What to do => Nothing may be changed. Give the entries below again exactly.

(Data extracted from a collection)
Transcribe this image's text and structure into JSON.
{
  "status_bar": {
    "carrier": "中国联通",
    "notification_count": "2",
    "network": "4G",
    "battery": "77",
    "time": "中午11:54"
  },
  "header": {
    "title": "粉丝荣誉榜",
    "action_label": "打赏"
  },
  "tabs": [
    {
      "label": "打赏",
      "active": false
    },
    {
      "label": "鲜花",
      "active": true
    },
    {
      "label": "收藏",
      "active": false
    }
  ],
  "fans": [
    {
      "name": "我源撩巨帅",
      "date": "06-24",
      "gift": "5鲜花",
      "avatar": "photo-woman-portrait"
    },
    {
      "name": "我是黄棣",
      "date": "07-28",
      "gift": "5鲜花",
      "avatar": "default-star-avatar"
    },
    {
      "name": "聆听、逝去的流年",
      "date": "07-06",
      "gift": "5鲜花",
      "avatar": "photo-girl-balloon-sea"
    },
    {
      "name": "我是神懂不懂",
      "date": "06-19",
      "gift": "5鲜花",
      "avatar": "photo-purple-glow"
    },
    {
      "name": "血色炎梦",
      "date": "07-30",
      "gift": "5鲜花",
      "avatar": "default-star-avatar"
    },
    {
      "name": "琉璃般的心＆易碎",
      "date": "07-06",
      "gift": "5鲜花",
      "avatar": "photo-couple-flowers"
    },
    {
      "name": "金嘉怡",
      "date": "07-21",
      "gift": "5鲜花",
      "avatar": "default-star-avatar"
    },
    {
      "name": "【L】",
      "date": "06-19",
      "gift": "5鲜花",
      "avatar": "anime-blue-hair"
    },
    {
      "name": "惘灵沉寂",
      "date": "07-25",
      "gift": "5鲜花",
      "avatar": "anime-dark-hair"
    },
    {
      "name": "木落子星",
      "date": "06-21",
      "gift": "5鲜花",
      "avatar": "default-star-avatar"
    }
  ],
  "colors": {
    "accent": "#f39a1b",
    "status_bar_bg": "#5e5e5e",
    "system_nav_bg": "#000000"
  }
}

Solution for this exercise =>
Transcribe this image's text and structure into JSON.
{
  "status_bar": {
    "carrier": "中国联通",
    "notification_count": "2",
    "network": "4G",
    "battery": "77",
    "time": "中午11:54"
  },
  "header": {
    "title": "粉丝荣誉榜",
    "action_label": "打赏"
  },
  "tabs": [
    {
      "label": "打赏",
      "active": false
    },
    {
      "label": "鲜花",
      "active": true
    },
    {
      "label": "收藏",
      "active": false
    }
  ],
  "fans": [
    {
      "name": "我源撩巨帅",
      "date": "06-24",
      "gift": "5鲜花",
      "avatar": "photo-woman-portrait"
    },
    {
      "name": "我是黄棣",
      "date": "07-28",
      "gift": "5鲜花",
      "avatar": "default-star-avatar"
    },
    {
      "name": "聆听、逝去的流年",
      "date": "07-06",
      "gift": "5鲜花",
      "avatar": "photo-girl-balloon-sea"
    },
    {
      "name": "我是神懂不懂",
      "date": "06-19",
      "gift": "5鲜花",
      "avatar": "photo-purple-glow"
    },
    {
      "name": "血色炎梦",
      "date": "07-30",
      "gift": "5鲜花",
      "avatar": "default-star-avatar"
    },
    {
      "name": "琉璃般的心＆易碎",
      "date": "07-06",
      "gift": "5鲜花",
      "avatar": "photo-couple-flowers"
    },
    {
      "name": "金嘉怡",
      "date": "07-21",
      "gift": "5鲜花",
      "avatar": "default-star-avatar"
    },
    {
      "name": "【L】",
      "date": "06-19",
      "gift": "5鲜花",
      "avatar": "anime-blue-hair"
    },
    {
      "name": "惘灵沉寂",
      "date": "07-25",
      "gift": "5鲜花",
      "avatar": "anime-dark-hair"
    },
    {
      "name": "木落子星",
      "date": "06-21",
      "gift": "5鲜花",
      "avatar": "default-star-avatar"
    }
  ],
  "colors": {
    "accent": "#f39a1b",
    "status_bar_bg": "#5e5e5e",
    "system_nav_bg": "#000000"
  }
}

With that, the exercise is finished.